Besides finding the most efficient way to predict pixels, another key aspect of improving encoder compression is to plan and execute the bit expenditure in a smart way, e.g., to give more bits to areas that human eyes are more sensitive to, to avoid video quality fluctuation that can be annoying to viewers. In this section, we show two powerful implementations in the NGCodec VP9 encoder that budgets and controls the bit allocation among blocks within a frame and across multiple frames in a video sequence.

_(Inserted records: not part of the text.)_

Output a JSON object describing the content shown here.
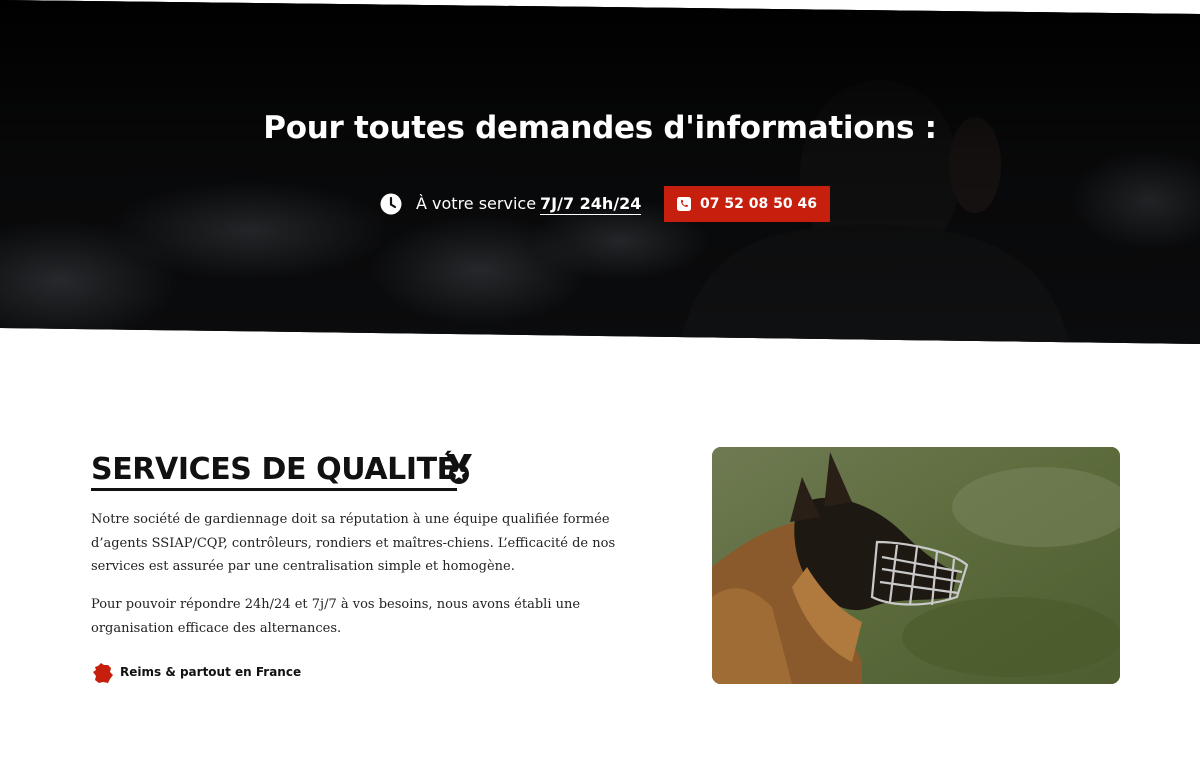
{
  "hero": {
    "title": "Pour toutes demandes d'informations :",
    "service_prefix": "À votre service",
    "service_hours": "7J/7 24h/24",
    "phone_label": "07 52 08 50 46",
    "icons": {
      "clock": "clock-icon",
      "phone": "phone-icon"
    },
    "colors": {
      "background": "#050505",
      "button": "#c61f0d"
    }
  },
  "section": {
    "title": "SERVICES DE QUALITÉ",
    "title_icon": "medal-icon",
    "paragraph_1": "Notre société de gardiennage doit sa réputation à une équipe qualifiée formée d’agents SSIAP/CQP, contrôleurs, rondiers et maîtres-chiens. L’efficacité de nos services est assurée par une centralisation simple et homogène.",
    "paragraph_2": "Pour pouvoir répondre 24h/24 et 7j/7 à vos besoins, nous avons établi une organisation efficace des alternances.",
    "location": "Reims & partout en France",
    "location_icon": "france-map-icon",
    "image_subject": "dog-photo",
    "accent_color": "#c61f0d"
  }
}
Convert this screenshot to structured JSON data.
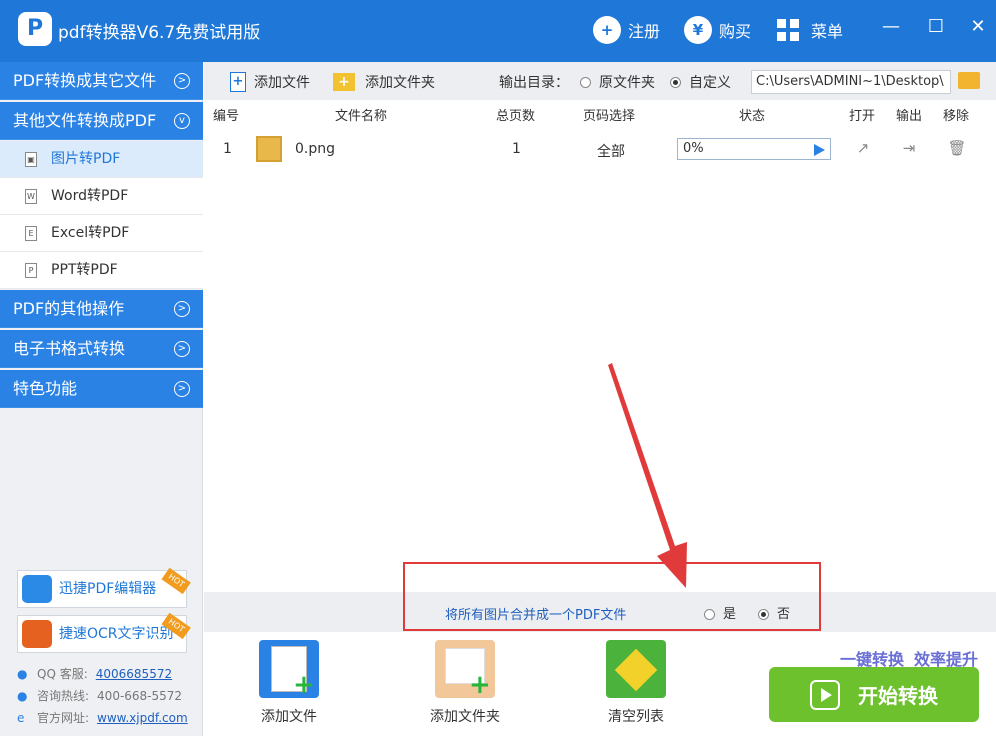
{
  "titlebar": {
    "app_title": "pdf转换器V6.7免费试用版",
    "logo_letter": "P",
    "register_label": "注册",
    "buy_label": "购买",
    "menu_label": "菜单",
    "user_icon": "user-icon",
    "yen_icon": "yen-icon",
    "buy_icon_glyph": "¥",
    "register_icon_glyph": "+",
    "minimize_glyph": "—",
    "maximize_glyph": "☐",
    "close_glyph": "✕",
    "bg_color": "#1f78d8"
  },
  "sidebar": {
    "categories": [
      {
        "label": "PDF转换成其它文件",
        "arrow": ">"
      },
      {
        "label": "其他文件转换成PDF",
        "arrow": "v"
      },
      {
        "label": "PDF的其他操作",
        "arrow": ">"
      },
      {
        "label": "电子书格式转换",
        "arrow": ">"
      },
      {
        "label": "特色功能",
        "arrow": ">"
      }
    ],
    "sub_items": [
      {
        "label": "图片转PDF",
        "icon": "image-file-icon",
        "glyph": "▣"
      },
      {
        "label": "Word转PDF",
        "icon": "word-file-icon",
        "glyph": "W"
      },
      {
        "label": "Excel转PDF",
        "icon": "excel-file-icon",
        "glyph": "E"
      },
      {
        "label": "PPT转PDF",
        "icon": "ppt-file-icon",
        "glyph": "P"
      }
    ],
    "promos": [
      {
        "label": "迅捷PDF编辑器",
        "badge": "HOT"
      },
      {
        "label": "捷速OCR文字识别",
        "badge": "HOT"
      }
    ],
    "contacts": [
      {
        "label": "QQ 客服:",
        "value": "4006685572"
      },
      {
        "label": "咨询热线:",
        "value": "400-668-5572"
      },
      {
        "label": "官方网址:",
        "value": "www.xjpdf.com"
      }
    ],
    "active_color": "#2a82e4"
  },
  "toolbar": {
    "add_file": "添加文件",
    "add_folder": "添加文件夹",
    "output_dir_label": "输出目录：",
    "option_original": "原文件夹",
    "option_custom": "自定义",
    "path_value": "C:\\Users\\ADMINI~1\\Desktop\\"
  },
  "table": {
    "headers": [
      "编号",
      "文件名称",
      "总页数",
      "页码选择",
      "状态",
      "打开",
      "输出",
      "移除"
    ],
    "rows": [
      {
        "index": "1",
        "filename": "0.png",
        "pages": "1",
        "page_select": "全部",
        "status": "0%"
      }
    ]
  },
  "merge": {
    "label": "将所有图片合并成一个PDF文件",
    "yes": "是",
    "no": "否",
    "selected": "否"
  },
  "bottom": {
    "add_file": "添加文件",
    "add_folder": "添加文件夹",
    "clear_list": "清空列表",
    "slogan1": "一键转换",
    "slogan2": "效率提升",
    "start": "开始转换",
    "start_color": "#6cc12d"
  },
  "annotation_color": "#e03a3a"
}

The NGCodec VP9 encoder has advanced spatial and temporal AQ algorithms coupled with a dual-pass process for scene content and lighting condition analysis. These technologies help to calculate and optimally allocate the bits at the block level, based on scene complexity. In the example illustrated below, flat areas like the sky or the side of the truck do not cost as many bits as complex areas like the road, wall, or building. However, these areas can exhibit blocking artifacts that human eyes are more sensitive to, particularly when they are not allocated with sufficient bits.
In VP9, quant offsets are mapped to one of eight segments which allow a balanced spatial quality throughout the picture. The AQ mapping is depicted in the above figure, where the segment values are mapped to a luma heat map. As explained above, flatter areas like the sky and the truck (shown in a lighter shade) are given more bits with a negative quant offset, avoiding visual artifact. On the other hand, higher textured areas like the logos and the side of the building (shown in a darker shade) are given positive quant offsets.
Aside from the block-level adaptive quantization within a frame, bit allocation across multiple frames are even more critical for achieving decent compression performance. The goal of a rate control algorithm is to avoid violating the Video Buffer Verifier (VBV) model and to maximize the overall quality of a video sequence by allocating the proper amount of bits to different video frames (e.g., reference/non-reference frames, frames at scene changes). In other words, VBV is the mathematical model that defines how the bitrate of a video sequence can be regarded as constant.
The NGCodec VP9 encoder’s robust rate control system uses Machine-Learning techniques to realize more consistent video quality than x264, especially after scene changes, the most challenging situation for rate control. The algorithm has been validated on a wide range of content and encoding parameters and is particularly optimized for gaming content.
The two figures above show the NGCodec VP9 encoder’s and x264’s average frame quantization parameter (QP) and their corresponding VBV buffer level, during a scene change situation in the video sequence of Witchers 3. Note that the VP9 quantizer levels are mapped to the equivalent H.264 QP values in the first diagram above. We can see that around frame 35, the x264’s rate control unnecessarily panics which pushes its QP 51 leading to very poor visual quality (see the left side of the figure below). On the other hand, the NGCodec VP9 encoder’s rate control chooses to keep the QP stable and avoid the VBV buffer level hitting 0% (i.e., buffer underflow).